“For the first time I’m not getting punches on the arms from big sweaty dudes going, ‘Bro, do you do hugs? Can I take a selfie with you?’ And it’s like they put their arms around me assuming that they can touch me. I’m like, ‘No, that’s gonna cost you five dollars extra to touch me.’”
He laughs again.
“But there are women that are coming up to me and saying, ‘Oh my god, your music is so beautiful. It touched my heart.’ And it proves my point that females, with their feminine energy, which is a nurturing energy, which is a healing energy, respond to this. And I’m not afraid to say that I have that feminine energy and that attracts females, because it’s romantic, it’s honest. It’s a feeling. And I know that I’m on the right track when women keep coming up to me. Not dudes. No dudes responding to this music.”
Tonight, Schloss is not only mourning friends, but also a nearby restaurant that has just closed, a Cuban cafe that was a local anchor. In his bedroom there’s a large black and white picture, about a-foot-and-a-half tall and a yard wide, of the view from the corner outside the cafe looking east on Sunset Boulevard. It looks like a photo, but it’s actually a painting he commissioned from a friend.
“That was my view many days, sitting there,” he says.
When news spread about the closing, a number of social media comments noted the restaurant’s back room, which for years hosted 12-step meetings. Various people said that those meetings, that room, saved lives.
“It saved mine,” Schloss says. “That’s why I had my friend do the painting.”
He deeply values the community of sobriety, as well as the community of music.
On that note, the opening song on Californias Burning is titled “I’ll Be Your Friend.” If that sounds a bit Fred Rogers-esque, keep in mind that Mister Rogers’ Neighborhood was not all smiles and sunshine and cardigans, that it was a place where complicated emotions and experiences were brought out in the open, a place where being a friend and having friends really mattered in coping with all of that. Same for Mister Schloss’ Neighborhood.
Here there’s the muted “Memories of Me and You,” the hoping-beyond-hope “100 Years,” the somber “All the Bells Are Ringing,” and the ashes-filled title song:
Our little town
Is burning to the ground
“There are a lot of layers to it, and there’s a shitload of melancholy to it,” he says.
Of course, there’s also “Play Me a Happy Song,” with a snappy beat and cheery melody.
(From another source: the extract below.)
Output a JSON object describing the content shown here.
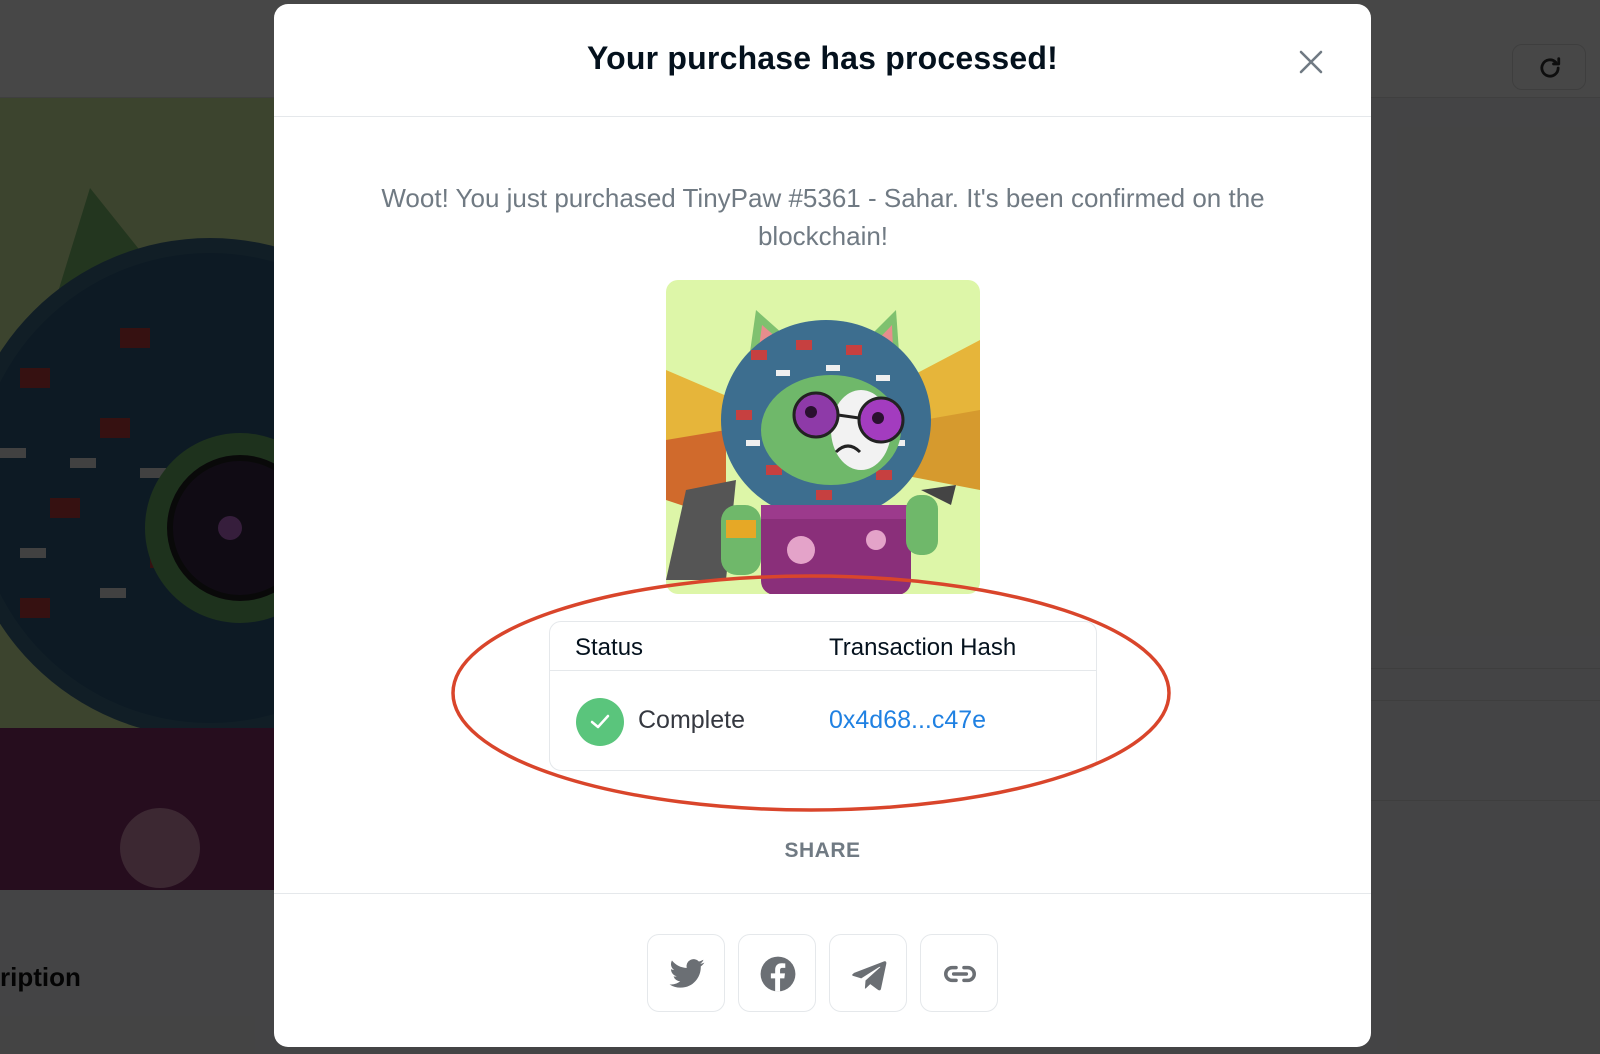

Don’t be fooled, though, he warns. Not that he gives us a chance to be fooled.
“That’s a result of my manager Tom [Carolan] saying, ‘Why do you always have to play slow, sad songs?’”
He laughs. After all, one of the songs on his last album was titled “Married to Sadness.”
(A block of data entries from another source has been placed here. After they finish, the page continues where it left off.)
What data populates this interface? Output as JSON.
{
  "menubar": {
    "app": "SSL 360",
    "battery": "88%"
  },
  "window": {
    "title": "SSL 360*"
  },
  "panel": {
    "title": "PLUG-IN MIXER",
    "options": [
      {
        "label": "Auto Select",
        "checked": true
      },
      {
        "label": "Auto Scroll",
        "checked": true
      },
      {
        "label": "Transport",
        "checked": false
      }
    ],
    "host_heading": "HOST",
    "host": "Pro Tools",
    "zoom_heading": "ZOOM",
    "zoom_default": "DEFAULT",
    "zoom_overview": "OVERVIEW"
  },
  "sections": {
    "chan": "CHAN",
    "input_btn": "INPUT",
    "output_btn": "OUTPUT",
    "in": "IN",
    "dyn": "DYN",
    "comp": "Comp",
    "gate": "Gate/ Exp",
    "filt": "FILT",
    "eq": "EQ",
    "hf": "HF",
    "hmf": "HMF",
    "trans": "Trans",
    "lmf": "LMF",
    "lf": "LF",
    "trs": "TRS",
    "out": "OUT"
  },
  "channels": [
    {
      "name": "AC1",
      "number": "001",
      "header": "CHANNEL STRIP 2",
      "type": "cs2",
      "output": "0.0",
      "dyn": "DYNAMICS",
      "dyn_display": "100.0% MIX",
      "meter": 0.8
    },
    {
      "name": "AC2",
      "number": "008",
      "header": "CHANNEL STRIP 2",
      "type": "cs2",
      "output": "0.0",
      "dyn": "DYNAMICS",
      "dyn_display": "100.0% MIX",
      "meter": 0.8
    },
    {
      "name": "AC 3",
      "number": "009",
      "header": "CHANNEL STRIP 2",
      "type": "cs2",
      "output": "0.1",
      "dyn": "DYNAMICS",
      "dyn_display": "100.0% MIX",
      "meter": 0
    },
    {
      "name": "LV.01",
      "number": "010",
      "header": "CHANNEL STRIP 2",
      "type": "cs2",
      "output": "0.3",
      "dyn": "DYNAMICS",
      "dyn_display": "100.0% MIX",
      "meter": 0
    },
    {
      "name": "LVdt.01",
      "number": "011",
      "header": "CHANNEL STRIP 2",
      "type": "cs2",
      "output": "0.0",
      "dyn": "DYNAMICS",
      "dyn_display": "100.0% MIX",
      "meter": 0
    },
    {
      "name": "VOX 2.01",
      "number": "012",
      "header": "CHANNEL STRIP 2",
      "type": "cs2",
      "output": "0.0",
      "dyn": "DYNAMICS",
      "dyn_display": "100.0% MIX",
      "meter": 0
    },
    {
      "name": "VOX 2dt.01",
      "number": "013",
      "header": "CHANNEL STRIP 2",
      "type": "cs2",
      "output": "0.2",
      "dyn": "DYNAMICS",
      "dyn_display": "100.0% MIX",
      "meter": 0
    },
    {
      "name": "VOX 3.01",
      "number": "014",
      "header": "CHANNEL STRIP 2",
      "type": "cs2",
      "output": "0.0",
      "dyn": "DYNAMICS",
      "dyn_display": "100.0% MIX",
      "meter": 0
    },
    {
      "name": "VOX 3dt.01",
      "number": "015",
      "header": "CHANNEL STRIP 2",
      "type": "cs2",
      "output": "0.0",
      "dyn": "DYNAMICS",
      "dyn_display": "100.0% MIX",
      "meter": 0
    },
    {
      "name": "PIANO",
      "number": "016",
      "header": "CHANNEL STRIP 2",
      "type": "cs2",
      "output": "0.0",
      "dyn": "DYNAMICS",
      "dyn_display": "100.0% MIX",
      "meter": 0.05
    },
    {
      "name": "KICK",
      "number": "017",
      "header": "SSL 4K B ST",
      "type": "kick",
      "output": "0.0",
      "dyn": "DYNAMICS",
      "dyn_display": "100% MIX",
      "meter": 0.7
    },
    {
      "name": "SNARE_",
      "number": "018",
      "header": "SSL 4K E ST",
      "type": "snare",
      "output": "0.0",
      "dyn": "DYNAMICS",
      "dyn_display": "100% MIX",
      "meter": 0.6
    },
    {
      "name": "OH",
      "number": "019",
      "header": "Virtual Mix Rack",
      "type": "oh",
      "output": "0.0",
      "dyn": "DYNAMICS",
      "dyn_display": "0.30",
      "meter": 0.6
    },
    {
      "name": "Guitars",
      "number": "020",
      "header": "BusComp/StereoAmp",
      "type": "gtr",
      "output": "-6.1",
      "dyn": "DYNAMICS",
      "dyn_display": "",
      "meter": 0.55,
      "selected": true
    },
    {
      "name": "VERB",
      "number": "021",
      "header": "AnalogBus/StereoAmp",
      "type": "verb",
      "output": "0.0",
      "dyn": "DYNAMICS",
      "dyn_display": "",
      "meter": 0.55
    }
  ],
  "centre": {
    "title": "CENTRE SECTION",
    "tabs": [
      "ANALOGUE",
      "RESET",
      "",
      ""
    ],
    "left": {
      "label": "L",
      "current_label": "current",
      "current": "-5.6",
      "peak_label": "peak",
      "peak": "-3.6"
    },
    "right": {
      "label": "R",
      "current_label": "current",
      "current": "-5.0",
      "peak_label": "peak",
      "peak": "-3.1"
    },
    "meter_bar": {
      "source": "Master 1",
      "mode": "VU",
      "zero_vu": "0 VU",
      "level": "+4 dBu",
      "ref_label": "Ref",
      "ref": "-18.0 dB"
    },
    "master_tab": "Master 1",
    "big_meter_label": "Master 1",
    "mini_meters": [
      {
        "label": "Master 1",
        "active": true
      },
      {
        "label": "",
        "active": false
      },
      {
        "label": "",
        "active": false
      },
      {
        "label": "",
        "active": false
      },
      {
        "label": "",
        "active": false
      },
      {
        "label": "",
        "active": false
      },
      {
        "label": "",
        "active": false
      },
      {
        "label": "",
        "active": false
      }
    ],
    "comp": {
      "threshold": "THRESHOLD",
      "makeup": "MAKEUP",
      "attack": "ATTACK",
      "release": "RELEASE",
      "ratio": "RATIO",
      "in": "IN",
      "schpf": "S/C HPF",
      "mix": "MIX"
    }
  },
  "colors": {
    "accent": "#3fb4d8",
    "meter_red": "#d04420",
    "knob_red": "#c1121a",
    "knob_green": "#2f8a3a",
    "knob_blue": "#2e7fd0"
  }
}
“So I wrote a song about him saying, ‘Play me a happy song,’ and sort of counted some of the reasons why I think it’s not a realistic thing. Like, ‘Why do I have to act like I’m okay for you to feel comfortable?’”
He quotes a line from the song:
I gave up on humanity
Don’t worry, I’ll be okay
It’s better this way
“Everybody’s terrified, right?” he says. “And nobody’s talking about it. They’re just sitting there with their arms crossed, going, ‘Everything is fantastic’ and being tough guys. I can clearly see the toughness is killing the world. And it’s my crusade to be the anti-tough guy. It’s actually braver to be tender. Braver to be honest. Maybe we can all get together and—I don’t mean to sound like a pussy—expose our transparency and vulnerability and have a good cry together about how fucked up things are. And maybe people could be a little bit more compassionate towards one another and generous.”
With that he gestures to the spread on the table, now cold, and ponders just one more mystery of the universe.
“I feel like the beef was a little tough,” he says, chewing. “I’m wondering if it’s the cut of meat or the way I cooked it. I don’t know. I don’t think we’ll ever get to the bottom of that question.”